_PROBLEM REQUIREMENTS_. Exactly as written, print each of the entries.
==== RECORDS PROVIDED
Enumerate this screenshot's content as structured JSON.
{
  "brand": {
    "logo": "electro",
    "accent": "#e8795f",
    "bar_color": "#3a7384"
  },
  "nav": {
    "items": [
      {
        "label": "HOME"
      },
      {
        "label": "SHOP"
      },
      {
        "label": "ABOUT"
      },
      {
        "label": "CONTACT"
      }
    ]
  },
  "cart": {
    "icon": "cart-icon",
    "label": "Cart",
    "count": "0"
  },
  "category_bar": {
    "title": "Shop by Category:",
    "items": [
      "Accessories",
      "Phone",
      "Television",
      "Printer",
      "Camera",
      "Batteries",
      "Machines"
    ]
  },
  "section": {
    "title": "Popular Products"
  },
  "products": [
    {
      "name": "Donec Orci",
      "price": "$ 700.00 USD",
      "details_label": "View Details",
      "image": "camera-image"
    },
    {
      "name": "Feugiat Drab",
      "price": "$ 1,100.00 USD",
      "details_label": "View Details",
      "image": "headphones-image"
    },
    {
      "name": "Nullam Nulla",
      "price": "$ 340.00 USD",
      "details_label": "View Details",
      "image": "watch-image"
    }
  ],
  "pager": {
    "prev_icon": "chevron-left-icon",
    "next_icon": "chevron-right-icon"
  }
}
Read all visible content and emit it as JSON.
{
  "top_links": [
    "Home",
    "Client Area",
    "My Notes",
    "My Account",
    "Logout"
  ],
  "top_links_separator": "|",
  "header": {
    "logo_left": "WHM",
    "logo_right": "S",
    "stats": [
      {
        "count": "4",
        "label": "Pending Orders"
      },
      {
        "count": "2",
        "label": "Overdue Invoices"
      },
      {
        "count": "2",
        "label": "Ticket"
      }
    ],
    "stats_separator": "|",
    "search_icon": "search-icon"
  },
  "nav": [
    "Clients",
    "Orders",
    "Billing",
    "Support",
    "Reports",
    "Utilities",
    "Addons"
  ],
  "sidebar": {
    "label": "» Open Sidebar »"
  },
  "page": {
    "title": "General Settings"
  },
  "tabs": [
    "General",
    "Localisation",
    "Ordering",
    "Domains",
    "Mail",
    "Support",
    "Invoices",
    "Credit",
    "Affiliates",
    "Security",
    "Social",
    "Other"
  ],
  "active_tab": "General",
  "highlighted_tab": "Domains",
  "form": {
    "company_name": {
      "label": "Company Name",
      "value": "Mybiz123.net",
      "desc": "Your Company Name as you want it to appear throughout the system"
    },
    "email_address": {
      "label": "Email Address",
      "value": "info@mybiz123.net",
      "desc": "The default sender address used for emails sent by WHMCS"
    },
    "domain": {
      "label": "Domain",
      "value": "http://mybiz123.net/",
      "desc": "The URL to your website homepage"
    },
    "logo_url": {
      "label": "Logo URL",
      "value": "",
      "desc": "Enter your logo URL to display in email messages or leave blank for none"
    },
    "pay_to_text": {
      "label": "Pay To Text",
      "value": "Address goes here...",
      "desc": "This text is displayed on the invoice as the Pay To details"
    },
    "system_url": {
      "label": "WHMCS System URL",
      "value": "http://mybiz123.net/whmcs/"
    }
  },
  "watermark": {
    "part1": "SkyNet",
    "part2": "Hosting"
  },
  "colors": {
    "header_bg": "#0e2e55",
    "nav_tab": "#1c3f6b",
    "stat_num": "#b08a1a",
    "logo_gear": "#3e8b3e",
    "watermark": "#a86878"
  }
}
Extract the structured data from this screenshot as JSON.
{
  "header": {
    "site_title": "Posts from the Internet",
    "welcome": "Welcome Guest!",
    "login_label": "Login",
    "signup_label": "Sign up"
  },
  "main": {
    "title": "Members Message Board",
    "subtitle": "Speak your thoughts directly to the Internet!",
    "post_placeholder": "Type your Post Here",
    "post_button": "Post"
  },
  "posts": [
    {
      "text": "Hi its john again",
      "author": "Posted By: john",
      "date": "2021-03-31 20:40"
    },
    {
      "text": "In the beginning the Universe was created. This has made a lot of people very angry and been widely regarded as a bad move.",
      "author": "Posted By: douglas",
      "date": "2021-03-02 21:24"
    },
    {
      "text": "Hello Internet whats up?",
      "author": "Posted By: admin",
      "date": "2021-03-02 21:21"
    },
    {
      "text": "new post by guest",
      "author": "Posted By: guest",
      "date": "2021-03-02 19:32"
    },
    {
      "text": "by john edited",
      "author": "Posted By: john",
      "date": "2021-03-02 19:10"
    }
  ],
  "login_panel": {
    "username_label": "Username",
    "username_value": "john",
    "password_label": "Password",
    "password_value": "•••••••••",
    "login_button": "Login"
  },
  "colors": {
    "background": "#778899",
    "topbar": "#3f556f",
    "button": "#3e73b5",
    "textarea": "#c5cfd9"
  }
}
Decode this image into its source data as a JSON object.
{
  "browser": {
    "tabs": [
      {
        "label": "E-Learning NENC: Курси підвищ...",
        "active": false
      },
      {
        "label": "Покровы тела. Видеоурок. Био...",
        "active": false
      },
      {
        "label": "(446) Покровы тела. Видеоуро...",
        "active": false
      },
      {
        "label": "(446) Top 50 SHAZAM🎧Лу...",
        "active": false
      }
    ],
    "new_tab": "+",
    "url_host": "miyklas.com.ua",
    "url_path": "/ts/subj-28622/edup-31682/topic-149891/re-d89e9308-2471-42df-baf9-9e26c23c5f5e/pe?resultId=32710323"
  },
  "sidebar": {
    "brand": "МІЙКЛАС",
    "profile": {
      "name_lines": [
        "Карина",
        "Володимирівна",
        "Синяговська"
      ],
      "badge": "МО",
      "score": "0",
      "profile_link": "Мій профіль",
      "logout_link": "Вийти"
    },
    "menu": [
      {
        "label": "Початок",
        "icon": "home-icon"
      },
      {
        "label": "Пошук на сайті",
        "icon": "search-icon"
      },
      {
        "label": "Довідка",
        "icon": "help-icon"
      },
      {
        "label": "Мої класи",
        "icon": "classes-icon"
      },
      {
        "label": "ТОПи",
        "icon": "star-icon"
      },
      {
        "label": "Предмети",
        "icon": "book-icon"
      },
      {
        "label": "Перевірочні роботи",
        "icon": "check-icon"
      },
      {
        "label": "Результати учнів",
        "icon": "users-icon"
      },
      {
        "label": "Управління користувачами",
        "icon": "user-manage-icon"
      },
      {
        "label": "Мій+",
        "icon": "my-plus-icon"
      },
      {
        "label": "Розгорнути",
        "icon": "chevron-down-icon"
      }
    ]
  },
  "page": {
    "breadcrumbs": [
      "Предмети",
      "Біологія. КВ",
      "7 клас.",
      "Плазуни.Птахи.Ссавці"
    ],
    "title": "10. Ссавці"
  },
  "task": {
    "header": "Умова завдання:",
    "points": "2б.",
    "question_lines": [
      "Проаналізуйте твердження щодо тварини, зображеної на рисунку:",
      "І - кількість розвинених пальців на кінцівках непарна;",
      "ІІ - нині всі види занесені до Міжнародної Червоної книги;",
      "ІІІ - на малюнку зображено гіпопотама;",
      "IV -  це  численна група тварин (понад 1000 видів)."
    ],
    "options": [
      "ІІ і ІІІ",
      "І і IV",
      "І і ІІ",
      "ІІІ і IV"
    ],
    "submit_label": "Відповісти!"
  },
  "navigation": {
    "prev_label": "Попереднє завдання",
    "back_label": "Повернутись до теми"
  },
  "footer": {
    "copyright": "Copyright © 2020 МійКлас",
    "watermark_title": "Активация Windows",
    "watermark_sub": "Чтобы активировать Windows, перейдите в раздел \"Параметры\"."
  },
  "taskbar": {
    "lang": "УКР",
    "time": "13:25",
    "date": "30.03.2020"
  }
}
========
_TASK ANSWER_.
Enumerate this screenshot's content as structured JSON.
{
  "brand": {
    "logo": "electro",
    "accent": "#e8795f",
    "bar_color": "#3a7384"
  },
  "nav": {
    "items": [
      {
        "label": "HOME"
      },
      {
        "label": "SHOP"
      },
      {
        "label": "ABOUT"
      },
      {
        "label": "CONTACT"
      }
    ]
  },
  "cart": {
    "icon": "cart-icon",
    "label": "Cart",
    "count": "0"
  },
  "category_bar": {
    "title": "Shop by Category:",
    "items": [
      "Accessories",
      "Phone",
      "Television",
      "Printer",
      "Camera",
      "Batteries",
      "Machines"
    ]
  },
  "section": {
    "title": "Popular Products"
  },
  "products": [
    {
      "name": "Donec Orci",
      "price": "$ 700.00 USD",
      "details_label": "View Details",
      "image": "camera-image"
    },
    {
      "name": "Feugiat Drab",
      "price": "$ 1,100.00 USD",
      "details_label": "View Details",
      "image": "headphones-image"
    },
    {
      "name": "Nullam Nulla",
      "price": "$ 340.00 USD",
      "details_label": "View Details",
      "image": "watch-image"
    }
  ],
  "pager": {
    "prev_icon": "chevron-left-icon",
    "next_icon": "chevron-right-icon"
  }
}
Read all visible content and emit it as JSON.
{
  "top_links": [
    "Home",
    "Client Area",
    "My Notes",
    "My Account",
    "Logout"
  ],
  "top_links_separator": "|",
  "header": {
    "logo_left": "WHM",
    "logo_right": "S",
    "stats": [
      {
        "count": "4",
        "label": "Pending Orders"
      },
      {
        "count": "2",
        "label": "Overdue Invoices"
      },
      {
        "count": "2",
        "label": "Ticket"
      }
    ],
    "stats_separator": "|",
    "search_icon": "search-icon"
  },
  "nav": [
    "Clients",
    "Orders",
    "Billing",
    "Support",
    "Reports",
    "Utilities",
    "Addons"
  ],
  "sidebar": {
    "label": "» Open Sidebar »"
  },
  "page": {
    "title": "General Settings"
  },
  "tabs": [
    "General",
    "Localisation",
    "Ordering",
    "Domains",
    "Mail",
    "Support",
    "Invoices",
    "Credit",
    "Affiliates",
    "Security",
    "Social",
    "Other"
  ],
  "active_tab": "General",
  "highlighted_tab": "Domains",
  "form": {
    "company_name": {
      "label": "Company Name",
      "value": "Mybiz123.net",
      "desc": "Your Company Name as you want it to appear throughout the system"
    },
    "email_address": {
      "label": "Email Address",
      "value": "info@mybiz123.net",
      "desc": "The default sender address used for emails sent by WHMCS"
    },
    "domain": {
      "label": "Domain",
      "value": "http://mybiz123.net/",
      "desc": "The URL to your website homepage"
    },
    "logo_url": {
      "label": "Logo URL",
      "value": "",
      "desc": "Enter your logo URL to display in email messages or leave blank for none"
    },
    "pay_to_text": {
      "label": "Pay To Text",
      "value": "Address goes here...",
      "desc": "This text is displayed on the invoice as the Pay To details"
    },
    "system_url": {
      "label": "WHMCS System URL",
      "value": "http://mybiz123.net/whmcs/"
    }
  },
  "watermark": {
    "part1": "SkyNet",
    "part2": "Hosting"
  },
  "colors": {
    "header_bg": "#0e2e55",
    "nav_tab": "#1c3f6b",
    "stat_num": "#b08a1a",
    "logo_gear": "#3e8b3e",
    "watermark": "#a86878"
  }
}
Extract the structured data from this screenshot as JSON.
{
  "header": {
    "site_title": "Posts from the Internet",
    "welcome": "Welcome Guest!",
    "login_label": "Login",
    "signup_label": "Sign up"
  },
  "main": {
    "title": "Members Message Board",
    "subtitle": "Speak your thoughts directly to the Internet!",
    "post_placeholder": "Type your Post Here",
    "post_button": "Post"
  },
  "posts": [
    {
      "text": "Hi its john again",
      "author": "Posted By: john",
      "date": "2021-03-31 20:40"
    },
    {
      "text": "In the beginning the Universe was created. This has made a lot of people very angry and been widely regarded as a bad move.",
      "author": "Posted By: douglas",
      "date": "2021-03-02 21:24"
    },
    {
      "text": "Hello Internet whats up?",
      "author": "Posted By: admin",
      "date": "2021-03-02 21:21"
    },
    {
      "text": "new post by guest",
      "author": "Posted By: guest",
      "date": "2021-03-02 19:32"
    },
    {
      "text": "by john edited",
      "author": "Posted By: john",
      "date": "2021-03-02 19:10"
    }
  ],
  "login_panel": {
    "username_label": "Username",
    "username_value": "john",
    "password_label": "Password",
    "password_value": "•••••••••",
    "login_button": "Login"
  },
  "colors": {
    "background": "#778899",
    "topbar": "#3f556f",
    "button": "#3e73b5",
    "textarea": "#c5cfd9"
  }
}
Decode this image into its source data as a JSON object.
{
  "browser": {
    "tabs": [
      {
        "label": "E-Learning NENC: Курси підвищ...",
        "active": false
      },
      {
        "label": "Покровы тела. Видеоурок. Био...",
        "active": false
      },
      {
        "label": "(446) Покровы тела. Видеоуро...",
        "active": false
      },
      {
        "label": "(446) Top 50 SHAZAM🎧Лу...",
        "active": false
      }
    ],
    "new_tab": "+",
    "url_host": "miyklas.com.ua",
    "url_path": "/ts/subj-28622/edup-31682/topic-149891/re-d89e9308-2471-42df-baf9-9e26c23c5f5e/pe?resultId=32710323"
  },
  "sidebar": {
    "brand": "МІЙКЛАС",
    "profile": {
      "name_lines": [
        "Карина",
        "Володимирівна",
        "Синяговська"
      ],
      "badge": "МО",
      "score": "0",
      "profile_link": "Мій профіль",
      "logout_link": "Вийти"
    },
    "menu": [
      {
        "label": "Початок",
        "icon": "home-icon"
      },
      {
        "label": "Пошук на сайті",
        "icon": "search-icon"
      },
      {
        "label": "Довідка",
        "icon": "help-icon"
      },
      {
        "label": "Мої класи",
        "icon": "classes-icon"
      },
      {
        "label": "ТОПи",
        "icon": "star-icon"
      },
      {
        "label": "Предмети",
        "icon": "book-icon"
      },
      {
        "label": "Перевірочні роботи",
        "icon": "check-icon"
      },
      {
        "label": "Результати учнів",
        "icon": "users-icon"
      },
      {
        "label": "Управління користувачами",
        "icon": "user-manage-icon"
      },
      {
        "label": "Мій+",
        "icon": "my-plus-icon"
      },
      {
        "label": "Розгорнути",
        "icon": "chevron-down-icon"
      }
    ]
  },
  "page": {
    "breadcrumbs": [
      "Предмети",
      "Біологія. КВ",
      "7 клас.",
      "Плазуни.Птахи.Ссавці"
    ],
    "title": "10. Ссавці"
  },
  "task": {
    "header": "Умова завдання:",
    "points": "2б.",
    "question_lines": [
      "Проаналізуйте твердження щодо тварини, зображеної на рисунку:",
      "І - кількість розвинених пальців на кінцівках непарна;",
      "ІІ - нині всі види занесені до Міжнародної Червоної книги;",
      "ІІІ - на малюнку зображено гіпопотама;",
      "IV -  це  численна група тварин (понад 1000 видів)."
    ],
    "options": [
      "ІІ і ІІІ",
      "І і IV",
      "І і ІІ",
      "ІІІ і IV"
    ],
    "submit_label": "Відповісти!"
  },
  "navigation": {
    "prev_label": "Попереднє завдання",
    "back_label": "Повернутись до теми"
  },
  "footer": {
    "copyright": "Copyright © 2020 МійКлас",
    "watermark_title": "Активация Windows",
    "watermark_sub": "Чтобы активировать Windows, перейдите в раздел \"Параметры\"."
  },
  "taskbar": {
    "lang": "УКР",
    "time": "13:25",
    "date": "30.03.2020"
  }
}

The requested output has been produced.